The task calls for the count of lines containing "icon" in these records, given as a number with no other words.

[Data records for software interfaces]
* * * * *

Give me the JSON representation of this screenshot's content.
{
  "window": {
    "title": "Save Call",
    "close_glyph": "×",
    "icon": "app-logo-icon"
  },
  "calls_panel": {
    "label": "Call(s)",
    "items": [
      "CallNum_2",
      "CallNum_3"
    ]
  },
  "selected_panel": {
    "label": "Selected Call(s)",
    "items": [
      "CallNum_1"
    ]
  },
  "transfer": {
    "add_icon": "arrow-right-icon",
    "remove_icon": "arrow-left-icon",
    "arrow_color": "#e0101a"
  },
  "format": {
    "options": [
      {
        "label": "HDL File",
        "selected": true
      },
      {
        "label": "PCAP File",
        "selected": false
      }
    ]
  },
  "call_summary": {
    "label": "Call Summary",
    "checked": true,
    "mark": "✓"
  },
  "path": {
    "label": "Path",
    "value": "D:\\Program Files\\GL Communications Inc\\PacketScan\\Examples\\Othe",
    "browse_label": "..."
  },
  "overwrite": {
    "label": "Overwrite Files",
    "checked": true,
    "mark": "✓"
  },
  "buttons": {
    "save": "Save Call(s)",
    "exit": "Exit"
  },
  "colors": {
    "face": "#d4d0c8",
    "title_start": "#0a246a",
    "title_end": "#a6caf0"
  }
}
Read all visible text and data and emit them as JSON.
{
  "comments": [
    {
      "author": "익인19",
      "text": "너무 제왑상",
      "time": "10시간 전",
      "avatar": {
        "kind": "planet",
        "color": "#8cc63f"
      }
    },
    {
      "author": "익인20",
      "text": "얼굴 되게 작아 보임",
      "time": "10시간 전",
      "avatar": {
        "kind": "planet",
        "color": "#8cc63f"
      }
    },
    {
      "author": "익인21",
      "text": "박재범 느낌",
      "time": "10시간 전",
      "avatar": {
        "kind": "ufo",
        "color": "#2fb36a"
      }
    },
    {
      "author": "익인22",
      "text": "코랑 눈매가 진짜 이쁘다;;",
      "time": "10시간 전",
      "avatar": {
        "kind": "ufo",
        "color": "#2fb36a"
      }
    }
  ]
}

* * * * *

■ **The completed task**: 3